Seeing ‘seasonal’ on a menu makes anyone with even the slightest control-freak tendencies nervous. Ordering ‘A selection of seasonal vegetables’ or ‘A coulis of seasonal fruits’ feels like setting out in a boat without a lifevest. I’m not the sort to sit down and say, ‘Surprise me!’ – more the sort who says, ‘Surprise-Me-But-Only-If-You-Check-I-Like-It-First’.

In this climate-changing, glocally aware world, ‘seasonal’ has moved from being a word to being an entire concept: one that’s launched a thousand Bio shops. It’s not just commercially successful, it’s entirely commendable and utterly Right.

But somewhere in my wintry heart I can’t help yearning for some Wrong. For the sweet illegal zing of passionfruit or the red pulp of fresh raspberries. For the toothy squeak of a shiny courgette plucked straight from a sun-drenched garden and tossed in a buttery pan. For a few handpicked spears of green asparagus grilled with olive oil and dusted with parmesan.

Last year a little restaurant opened in Berlin-Mitte, four blocks from my house. The owners are perfectly in tune with the times. Their eatery is like a stylish home: stripped wood, vintage tables, glowing lamps. Their staff is like a dream family: smiley, attentive, and always ready to recommend what’s best that night. And what’s best is always – on account of the restaurant’s principles – locally sourced and seasonal.

I’m a big fan of this restaurant. I love the fact that the menu is small but the flavours big, the ingredients simple but the wines complex. Except… except… I have to admit I’m becoming increasingly hungry for non-seasonal food.

Perhaps it’s growing up in the Southern Hemisphere that means some part of my brain still equates February with summer. And so I’ve begun to crave the incorrect and the impossible. Green beans picked straight from the vine. Non-hothouse lettuces with huge hearts and real dirt on their roots. And stone fruit: plump yellow-fleshed nectarines, peaches that dribble sweet juice down your chin, apricots with sun-blushed cheeks.

Last week I gave in and bought some red imported plums. Their price tag was as large as my guilt, and the disappointment still bigger. Woody flesh, wrinkled skins: they were like plums off a 3-D printer, a facsimile of the real thing.

Mid-winter is the worst time to be a vegetarian. There are only so many ways to prepare root vegetables, and none of them are very interesting. Just a few months ago I had never heard the word ‘Topinambur’. Now I’ve eaten enough of it to last a lifetime. It’s definitely the Vegetable du Jour, if not du Year. ‘Are you familiar with Topinambur?’ the waiters beam, and I nod and accept yet another plate of beige puree.
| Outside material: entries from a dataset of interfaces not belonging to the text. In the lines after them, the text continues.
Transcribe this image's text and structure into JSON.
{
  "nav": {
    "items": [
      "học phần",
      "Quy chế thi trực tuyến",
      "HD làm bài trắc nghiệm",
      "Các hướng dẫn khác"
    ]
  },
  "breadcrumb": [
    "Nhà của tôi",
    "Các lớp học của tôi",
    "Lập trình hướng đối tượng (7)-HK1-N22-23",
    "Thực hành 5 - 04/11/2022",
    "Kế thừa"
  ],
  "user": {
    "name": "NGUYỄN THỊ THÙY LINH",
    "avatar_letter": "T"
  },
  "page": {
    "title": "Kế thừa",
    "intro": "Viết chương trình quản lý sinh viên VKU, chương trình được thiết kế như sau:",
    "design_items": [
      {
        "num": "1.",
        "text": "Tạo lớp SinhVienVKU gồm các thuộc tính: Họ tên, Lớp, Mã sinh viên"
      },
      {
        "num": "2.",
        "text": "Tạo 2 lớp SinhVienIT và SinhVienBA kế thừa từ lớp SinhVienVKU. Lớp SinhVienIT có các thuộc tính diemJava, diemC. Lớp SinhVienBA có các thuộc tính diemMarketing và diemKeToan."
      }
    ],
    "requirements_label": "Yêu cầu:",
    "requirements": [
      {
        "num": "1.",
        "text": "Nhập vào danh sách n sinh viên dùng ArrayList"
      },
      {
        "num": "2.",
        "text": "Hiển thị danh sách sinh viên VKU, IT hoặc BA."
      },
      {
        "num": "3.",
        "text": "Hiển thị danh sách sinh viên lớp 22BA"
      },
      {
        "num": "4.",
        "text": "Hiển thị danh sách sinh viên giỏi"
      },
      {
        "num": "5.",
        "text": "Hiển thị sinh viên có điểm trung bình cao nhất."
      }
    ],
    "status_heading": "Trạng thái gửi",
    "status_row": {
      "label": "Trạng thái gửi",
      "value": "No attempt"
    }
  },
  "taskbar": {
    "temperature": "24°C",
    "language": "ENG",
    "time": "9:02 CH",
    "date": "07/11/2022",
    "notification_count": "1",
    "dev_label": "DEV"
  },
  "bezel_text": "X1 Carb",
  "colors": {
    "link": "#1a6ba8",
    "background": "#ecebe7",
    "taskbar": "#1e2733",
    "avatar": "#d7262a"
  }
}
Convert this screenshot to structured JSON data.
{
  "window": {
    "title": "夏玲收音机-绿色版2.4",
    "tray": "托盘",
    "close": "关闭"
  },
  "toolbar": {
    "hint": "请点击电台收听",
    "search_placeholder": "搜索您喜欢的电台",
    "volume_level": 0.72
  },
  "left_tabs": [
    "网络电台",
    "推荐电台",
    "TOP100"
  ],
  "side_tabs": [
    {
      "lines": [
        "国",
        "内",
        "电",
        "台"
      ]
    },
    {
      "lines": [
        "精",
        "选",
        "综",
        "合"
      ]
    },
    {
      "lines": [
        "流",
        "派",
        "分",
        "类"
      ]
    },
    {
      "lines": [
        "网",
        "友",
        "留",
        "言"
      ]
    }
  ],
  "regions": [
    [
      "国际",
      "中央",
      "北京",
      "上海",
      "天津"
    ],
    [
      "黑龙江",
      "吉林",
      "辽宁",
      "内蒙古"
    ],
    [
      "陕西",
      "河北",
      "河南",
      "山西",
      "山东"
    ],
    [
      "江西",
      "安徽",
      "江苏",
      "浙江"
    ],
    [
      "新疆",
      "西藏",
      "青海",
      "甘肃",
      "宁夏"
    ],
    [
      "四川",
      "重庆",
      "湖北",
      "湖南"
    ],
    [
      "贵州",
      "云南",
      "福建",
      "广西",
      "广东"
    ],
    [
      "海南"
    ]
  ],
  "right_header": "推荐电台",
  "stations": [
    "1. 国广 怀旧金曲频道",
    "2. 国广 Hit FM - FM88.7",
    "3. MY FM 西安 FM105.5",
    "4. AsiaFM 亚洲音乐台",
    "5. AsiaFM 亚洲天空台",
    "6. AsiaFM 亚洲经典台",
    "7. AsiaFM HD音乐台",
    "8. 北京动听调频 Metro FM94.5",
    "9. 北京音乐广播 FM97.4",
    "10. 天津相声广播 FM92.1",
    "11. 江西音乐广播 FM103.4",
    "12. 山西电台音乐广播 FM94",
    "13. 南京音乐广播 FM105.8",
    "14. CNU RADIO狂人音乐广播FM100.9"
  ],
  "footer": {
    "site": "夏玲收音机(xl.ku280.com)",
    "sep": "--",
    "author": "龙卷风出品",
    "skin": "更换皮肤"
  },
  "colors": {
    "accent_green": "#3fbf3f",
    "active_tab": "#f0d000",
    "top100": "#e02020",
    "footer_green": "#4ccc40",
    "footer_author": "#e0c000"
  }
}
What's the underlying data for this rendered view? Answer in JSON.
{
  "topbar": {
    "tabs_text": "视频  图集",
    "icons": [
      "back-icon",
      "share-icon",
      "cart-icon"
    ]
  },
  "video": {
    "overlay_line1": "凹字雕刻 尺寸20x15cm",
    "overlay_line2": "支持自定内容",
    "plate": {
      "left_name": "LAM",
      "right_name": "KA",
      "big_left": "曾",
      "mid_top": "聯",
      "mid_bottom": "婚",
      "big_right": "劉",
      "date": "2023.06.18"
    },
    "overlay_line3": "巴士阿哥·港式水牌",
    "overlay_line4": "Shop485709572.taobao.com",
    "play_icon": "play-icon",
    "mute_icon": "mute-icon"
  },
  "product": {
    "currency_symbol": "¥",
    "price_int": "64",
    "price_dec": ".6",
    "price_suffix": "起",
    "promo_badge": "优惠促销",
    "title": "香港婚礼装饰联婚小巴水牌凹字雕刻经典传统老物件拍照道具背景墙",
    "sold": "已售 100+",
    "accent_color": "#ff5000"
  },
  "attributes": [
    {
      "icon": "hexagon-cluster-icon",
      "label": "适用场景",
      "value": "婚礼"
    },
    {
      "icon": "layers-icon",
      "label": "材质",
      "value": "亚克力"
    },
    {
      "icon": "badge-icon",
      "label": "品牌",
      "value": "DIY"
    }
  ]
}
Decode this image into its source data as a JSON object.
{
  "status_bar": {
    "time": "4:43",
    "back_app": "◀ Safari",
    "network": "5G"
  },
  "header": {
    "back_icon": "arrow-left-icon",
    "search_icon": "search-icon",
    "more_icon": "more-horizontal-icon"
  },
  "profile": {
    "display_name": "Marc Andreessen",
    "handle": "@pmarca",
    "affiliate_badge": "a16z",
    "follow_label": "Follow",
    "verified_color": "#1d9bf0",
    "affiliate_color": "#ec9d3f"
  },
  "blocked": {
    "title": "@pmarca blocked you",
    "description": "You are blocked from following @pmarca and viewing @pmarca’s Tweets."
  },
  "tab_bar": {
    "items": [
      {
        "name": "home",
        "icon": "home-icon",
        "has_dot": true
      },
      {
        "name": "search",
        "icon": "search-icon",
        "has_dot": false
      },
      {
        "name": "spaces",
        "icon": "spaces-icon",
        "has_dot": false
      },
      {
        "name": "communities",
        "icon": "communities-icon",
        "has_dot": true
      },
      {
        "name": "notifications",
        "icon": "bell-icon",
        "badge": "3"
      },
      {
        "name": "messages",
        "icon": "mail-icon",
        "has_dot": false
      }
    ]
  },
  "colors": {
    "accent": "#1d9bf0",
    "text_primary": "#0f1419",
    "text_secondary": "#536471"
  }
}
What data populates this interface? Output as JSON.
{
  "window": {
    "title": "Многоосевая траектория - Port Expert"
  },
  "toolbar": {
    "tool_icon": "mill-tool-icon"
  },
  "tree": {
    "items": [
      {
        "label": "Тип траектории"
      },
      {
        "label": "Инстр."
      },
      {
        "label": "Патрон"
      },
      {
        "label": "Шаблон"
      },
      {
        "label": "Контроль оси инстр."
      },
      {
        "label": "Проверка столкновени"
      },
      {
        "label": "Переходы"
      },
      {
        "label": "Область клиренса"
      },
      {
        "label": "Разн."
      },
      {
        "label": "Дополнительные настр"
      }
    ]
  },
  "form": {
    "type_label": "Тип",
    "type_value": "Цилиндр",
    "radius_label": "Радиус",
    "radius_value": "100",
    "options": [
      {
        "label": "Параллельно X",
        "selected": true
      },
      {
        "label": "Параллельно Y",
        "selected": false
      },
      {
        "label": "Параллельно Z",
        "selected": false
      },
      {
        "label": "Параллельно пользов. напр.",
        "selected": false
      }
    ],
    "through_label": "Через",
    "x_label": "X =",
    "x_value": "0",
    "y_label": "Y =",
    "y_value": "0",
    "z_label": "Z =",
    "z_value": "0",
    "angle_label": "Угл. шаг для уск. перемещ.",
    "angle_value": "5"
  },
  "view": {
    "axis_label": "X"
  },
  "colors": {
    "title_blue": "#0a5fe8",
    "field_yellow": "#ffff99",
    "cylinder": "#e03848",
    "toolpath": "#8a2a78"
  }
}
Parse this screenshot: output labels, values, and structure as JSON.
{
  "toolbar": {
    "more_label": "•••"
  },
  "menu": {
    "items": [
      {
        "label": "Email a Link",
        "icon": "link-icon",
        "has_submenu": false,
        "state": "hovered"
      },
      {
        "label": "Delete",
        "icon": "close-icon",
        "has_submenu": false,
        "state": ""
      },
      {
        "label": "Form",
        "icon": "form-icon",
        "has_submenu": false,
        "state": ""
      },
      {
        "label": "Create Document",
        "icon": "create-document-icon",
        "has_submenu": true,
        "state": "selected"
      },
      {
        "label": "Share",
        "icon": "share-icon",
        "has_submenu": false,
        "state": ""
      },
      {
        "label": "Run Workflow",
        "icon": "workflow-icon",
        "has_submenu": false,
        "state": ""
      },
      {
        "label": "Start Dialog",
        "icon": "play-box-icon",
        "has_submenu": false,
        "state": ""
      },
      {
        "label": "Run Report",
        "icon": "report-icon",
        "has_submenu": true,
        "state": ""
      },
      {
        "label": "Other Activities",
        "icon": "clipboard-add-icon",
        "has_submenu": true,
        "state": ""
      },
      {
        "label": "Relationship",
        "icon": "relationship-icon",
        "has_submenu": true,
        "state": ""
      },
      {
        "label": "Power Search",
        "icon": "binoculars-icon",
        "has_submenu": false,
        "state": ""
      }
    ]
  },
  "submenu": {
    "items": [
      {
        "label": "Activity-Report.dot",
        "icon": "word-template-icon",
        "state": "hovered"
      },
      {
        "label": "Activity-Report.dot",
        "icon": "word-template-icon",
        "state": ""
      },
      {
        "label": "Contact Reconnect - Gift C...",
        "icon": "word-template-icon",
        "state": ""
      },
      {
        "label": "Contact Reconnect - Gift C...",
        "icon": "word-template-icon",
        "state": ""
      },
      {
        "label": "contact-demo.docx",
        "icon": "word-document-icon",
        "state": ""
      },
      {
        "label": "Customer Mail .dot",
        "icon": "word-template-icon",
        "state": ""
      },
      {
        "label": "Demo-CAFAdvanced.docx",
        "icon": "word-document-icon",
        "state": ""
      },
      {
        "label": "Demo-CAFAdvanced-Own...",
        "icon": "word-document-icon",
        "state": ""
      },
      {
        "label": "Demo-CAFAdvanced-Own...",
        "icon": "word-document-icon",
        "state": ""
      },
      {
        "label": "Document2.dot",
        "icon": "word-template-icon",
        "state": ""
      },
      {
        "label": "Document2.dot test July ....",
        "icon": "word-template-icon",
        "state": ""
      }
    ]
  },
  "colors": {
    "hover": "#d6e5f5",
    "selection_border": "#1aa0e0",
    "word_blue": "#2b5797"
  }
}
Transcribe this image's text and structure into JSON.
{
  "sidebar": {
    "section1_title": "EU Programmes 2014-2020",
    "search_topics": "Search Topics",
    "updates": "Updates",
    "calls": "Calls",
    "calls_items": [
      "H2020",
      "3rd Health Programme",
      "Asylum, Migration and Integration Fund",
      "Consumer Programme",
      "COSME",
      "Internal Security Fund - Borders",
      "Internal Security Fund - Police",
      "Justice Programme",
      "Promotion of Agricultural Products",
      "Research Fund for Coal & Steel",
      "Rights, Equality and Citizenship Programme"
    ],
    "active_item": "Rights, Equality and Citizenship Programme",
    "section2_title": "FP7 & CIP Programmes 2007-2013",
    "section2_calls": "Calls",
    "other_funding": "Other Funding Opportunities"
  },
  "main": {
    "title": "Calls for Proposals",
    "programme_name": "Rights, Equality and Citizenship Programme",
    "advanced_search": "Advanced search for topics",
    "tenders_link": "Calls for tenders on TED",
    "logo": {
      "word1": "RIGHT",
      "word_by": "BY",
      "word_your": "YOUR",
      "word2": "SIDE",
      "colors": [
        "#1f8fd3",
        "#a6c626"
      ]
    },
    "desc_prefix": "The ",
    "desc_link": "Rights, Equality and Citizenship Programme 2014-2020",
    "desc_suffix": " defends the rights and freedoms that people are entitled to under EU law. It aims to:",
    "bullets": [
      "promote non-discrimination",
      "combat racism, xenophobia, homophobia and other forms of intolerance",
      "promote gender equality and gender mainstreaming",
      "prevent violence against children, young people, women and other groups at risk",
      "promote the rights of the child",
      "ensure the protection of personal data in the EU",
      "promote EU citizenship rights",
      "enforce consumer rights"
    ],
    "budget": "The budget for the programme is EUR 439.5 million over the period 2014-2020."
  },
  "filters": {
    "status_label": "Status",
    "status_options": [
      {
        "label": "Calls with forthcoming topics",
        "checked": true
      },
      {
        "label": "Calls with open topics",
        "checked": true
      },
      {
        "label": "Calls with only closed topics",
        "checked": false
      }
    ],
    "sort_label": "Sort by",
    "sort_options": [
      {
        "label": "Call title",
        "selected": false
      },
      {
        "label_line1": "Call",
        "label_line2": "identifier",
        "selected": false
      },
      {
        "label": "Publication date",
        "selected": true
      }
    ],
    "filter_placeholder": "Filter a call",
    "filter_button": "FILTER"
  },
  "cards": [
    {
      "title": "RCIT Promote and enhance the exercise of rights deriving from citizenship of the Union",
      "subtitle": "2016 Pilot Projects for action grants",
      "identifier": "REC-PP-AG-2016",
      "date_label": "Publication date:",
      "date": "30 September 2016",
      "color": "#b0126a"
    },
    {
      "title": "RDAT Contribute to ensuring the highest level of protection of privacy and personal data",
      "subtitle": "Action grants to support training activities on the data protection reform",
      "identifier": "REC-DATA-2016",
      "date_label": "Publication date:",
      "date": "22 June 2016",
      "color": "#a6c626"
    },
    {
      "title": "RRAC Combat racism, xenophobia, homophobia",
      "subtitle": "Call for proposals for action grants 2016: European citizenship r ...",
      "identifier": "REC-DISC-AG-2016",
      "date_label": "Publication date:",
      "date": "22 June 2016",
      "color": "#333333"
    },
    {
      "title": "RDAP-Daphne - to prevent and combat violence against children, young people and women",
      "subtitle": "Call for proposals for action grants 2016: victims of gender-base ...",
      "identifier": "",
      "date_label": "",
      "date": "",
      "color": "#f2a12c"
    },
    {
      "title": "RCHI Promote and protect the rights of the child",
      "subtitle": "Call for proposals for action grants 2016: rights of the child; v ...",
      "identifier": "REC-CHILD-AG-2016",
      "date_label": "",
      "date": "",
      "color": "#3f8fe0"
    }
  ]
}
Better by far to be a carnivore these days, one of those happy devourers of hearty meaty foods: spicy sausage soup, crispy-skinned goose, golden potatoes roasted in organic pig fat. Meanwhile we vegetarians grow pale, as spindly and white as runty undernourished Jerusalem artichokes. You’ll recognise us on the street. We’re the ones staring like crazy people into florist shops, salivating at the sight of all that chlorophyll.